Scan the records that follow, and whenever a line has the word "caption", copy it.

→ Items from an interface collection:
[Start of Attachment]

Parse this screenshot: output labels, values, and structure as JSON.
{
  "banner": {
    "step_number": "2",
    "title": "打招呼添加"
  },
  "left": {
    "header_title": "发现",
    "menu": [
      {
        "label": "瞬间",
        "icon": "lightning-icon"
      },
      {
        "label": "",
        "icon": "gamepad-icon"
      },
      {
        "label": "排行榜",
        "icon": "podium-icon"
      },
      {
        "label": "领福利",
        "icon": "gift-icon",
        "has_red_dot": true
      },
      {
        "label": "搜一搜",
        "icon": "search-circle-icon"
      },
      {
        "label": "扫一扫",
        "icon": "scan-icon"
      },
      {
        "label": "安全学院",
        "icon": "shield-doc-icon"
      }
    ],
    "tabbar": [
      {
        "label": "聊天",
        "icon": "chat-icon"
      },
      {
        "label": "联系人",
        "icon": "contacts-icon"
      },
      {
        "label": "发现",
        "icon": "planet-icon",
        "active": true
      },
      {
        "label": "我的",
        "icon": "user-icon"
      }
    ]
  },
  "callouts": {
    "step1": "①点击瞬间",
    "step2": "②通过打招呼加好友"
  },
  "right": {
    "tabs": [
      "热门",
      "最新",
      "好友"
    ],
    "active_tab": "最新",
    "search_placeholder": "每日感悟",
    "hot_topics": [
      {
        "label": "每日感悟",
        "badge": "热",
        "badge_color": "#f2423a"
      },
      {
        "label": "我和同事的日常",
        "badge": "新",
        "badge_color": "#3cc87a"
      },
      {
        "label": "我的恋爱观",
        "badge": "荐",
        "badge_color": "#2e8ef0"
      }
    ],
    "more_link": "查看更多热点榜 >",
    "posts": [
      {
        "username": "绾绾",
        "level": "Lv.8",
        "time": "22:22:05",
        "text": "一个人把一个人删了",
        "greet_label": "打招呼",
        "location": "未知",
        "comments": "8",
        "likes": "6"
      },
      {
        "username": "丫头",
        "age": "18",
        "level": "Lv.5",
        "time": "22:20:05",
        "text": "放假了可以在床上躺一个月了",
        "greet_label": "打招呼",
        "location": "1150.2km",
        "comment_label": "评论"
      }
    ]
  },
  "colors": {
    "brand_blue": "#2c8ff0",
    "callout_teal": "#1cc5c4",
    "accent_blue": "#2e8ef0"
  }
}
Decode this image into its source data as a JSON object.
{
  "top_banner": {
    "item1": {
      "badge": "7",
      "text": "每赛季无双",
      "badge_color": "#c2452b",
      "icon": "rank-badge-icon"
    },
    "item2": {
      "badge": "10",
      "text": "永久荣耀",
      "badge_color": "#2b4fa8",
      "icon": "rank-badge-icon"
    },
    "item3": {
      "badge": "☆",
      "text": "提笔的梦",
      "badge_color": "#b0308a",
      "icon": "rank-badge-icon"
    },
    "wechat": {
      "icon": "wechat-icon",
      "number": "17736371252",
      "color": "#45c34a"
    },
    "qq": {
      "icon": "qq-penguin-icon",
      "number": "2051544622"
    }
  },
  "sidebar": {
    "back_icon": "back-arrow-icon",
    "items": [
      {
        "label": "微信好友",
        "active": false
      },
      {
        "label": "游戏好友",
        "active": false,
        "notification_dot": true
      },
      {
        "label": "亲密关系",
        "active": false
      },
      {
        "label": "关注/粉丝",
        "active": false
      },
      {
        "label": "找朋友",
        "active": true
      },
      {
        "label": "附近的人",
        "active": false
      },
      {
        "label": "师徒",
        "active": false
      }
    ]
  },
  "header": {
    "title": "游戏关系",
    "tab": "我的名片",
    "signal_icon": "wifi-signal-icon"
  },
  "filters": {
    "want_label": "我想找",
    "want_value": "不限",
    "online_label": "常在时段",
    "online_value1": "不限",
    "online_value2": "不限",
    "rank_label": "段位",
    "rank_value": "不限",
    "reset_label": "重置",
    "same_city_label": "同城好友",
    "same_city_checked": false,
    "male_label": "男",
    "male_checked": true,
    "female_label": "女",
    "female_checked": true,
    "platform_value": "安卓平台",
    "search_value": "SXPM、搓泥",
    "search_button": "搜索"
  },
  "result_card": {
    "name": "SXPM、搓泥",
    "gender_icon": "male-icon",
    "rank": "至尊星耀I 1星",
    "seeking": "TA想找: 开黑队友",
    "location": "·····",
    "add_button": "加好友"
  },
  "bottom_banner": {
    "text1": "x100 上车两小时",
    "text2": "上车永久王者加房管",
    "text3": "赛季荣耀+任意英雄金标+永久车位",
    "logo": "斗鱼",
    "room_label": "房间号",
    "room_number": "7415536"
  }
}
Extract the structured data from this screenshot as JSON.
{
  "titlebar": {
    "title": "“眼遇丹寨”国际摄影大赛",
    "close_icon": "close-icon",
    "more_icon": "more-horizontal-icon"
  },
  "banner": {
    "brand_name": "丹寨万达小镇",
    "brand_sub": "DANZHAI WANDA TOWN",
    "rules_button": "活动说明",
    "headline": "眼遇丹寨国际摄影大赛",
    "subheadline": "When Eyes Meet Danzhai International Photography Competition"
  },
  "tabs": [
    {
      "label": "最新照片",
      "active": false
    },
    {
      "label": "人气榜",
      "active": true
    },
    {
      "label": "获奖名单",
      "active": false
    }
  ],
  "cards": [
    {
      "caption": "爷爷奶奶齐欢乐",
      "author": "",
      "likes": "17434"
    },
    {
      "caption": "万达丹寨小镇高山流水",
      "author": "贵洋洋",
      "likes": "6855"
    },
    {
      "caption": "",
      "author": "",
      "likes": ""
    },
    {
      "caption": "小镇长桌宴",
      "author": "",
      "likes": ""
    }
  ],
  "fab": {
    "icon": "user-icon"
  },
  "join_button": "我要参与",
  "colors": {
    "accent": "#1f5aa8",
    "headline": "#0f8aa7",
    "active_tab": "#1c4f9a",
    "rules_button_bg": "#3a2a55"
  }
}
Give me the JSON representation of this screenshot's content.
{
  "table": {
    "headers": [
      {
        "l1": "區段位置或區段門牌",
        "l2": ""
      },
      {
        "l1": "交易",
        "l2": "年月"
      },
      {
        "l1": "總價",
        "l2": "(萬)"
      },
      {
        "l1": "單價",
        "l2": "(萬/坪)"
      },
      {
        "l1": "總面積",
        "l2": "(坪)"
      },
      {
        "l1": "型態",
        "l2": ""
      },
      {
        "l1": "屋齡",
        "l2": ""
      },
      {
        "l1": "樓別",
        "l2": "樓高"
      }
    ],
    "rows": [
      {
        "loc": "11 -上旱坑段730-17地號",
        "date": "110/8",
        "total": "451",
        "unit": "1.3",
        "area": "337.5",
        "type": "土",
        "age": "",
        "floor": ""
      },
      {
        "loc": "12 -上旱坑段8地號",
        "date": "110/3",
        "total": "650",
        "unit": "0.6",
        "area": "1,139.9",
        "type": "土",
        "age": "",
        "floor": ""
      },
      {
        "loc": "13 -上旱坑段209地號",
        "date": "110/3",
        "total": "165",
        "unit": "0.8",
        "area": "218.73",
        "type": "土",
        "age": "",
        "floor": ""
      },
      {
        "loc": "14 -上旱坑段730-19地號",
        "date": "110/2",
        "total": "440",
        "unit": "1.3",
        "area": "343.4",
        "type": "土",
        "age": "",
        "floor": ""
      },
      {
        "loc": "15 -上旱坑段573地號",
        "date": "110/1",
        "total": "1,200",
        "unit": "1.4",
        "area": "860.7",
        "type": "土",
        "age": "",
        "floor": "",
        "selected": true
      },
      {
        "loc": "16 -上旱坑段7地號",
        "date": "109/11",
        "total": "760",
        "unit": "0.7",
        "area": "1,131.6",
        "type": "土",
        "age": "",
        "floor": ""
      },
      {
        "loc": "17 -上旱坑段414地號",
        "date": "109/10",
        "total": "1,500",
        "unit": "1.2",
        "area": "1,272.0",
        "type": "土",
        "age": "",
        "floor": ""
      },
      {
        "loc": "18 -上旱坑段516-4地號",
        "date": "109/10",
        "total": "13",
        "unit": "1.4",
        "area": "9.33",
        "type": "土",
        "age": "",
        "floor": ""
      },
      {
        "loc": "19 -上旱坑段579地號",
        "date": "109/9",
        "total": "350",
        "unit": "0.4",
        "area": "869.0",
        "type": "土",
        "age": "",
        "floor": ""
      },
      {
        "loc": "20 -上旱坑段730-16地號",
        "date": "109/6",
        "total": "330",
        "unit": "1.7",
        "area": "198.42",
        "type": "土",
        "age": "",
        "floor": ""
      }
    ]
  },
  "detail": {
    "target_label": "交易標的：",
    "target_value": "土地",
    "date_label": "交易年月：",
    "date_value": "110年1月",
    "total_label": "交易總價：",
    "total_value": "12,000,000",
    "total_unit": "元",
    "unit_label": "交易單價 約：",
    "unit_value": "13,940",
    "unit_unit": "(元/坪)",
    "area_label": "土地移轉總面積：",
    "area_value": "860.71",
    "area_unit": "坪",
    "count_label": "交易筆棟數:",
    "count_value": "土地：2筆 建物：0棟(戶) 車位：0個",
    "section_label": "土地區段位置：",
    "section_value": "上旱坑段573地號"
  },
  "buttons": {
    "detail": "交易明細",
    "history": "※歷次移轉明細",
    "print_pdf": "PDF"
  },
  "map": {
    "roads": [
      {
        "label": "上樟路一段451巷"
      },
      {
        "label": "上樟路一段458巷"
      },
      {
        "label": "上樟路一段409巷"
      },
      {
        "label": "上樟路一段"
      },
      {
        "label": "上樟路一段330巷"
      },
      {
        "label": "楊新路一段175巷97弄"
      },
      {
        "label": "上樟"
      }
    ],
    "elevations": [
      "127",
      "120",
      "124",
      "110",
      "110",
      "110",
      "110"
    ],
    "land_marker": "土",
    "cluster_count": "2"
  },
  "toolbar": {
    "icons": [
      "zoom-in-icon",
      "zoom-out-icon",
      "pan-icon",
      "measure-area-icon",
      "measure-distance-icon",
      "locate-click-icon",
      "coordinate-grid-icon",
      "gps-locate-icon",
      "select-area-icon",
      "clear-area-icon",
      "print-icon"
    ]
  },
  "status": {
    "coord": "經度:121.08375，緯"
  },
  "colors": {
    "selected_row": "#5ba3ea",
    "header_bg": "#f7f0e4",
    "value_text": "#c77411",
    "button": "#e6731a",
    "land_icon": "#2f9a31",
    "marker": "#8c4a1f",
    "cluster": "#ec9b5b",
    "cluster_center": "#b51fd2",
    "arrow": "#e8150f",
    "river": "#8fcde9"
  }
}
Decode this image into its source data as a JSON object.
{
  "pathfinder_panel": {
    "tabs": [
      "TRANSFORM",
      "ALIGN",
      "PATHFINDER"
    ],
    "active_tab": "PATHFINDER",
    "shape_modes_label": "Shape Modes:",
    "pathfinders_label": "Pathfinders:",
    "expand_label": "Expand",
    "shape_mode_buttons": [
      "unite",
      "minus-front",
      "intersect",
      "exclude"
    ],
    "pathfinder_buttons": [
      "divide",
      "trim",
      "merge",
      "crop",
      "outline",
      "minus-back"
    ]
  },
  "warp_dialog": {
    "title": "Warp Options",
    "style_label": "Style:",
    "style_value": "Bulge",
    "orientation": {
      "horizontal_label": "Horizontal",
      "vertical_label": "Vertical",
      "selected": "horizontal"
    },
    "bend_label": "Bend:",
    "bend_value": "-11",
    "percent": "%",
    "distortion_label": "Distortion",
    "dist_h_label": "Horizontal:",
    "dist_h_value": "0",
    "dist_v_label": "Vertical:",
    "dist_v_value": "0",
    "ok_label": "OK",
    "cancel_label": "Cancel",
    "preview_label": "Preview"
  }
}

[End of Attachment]

→ Finished exercise:
      "caption": "爷爷奶奶齐欢乐",
      "caption": "万达丹寨小镇高山流水",
      "caption": "",
      "caption": "小镇长桌宴",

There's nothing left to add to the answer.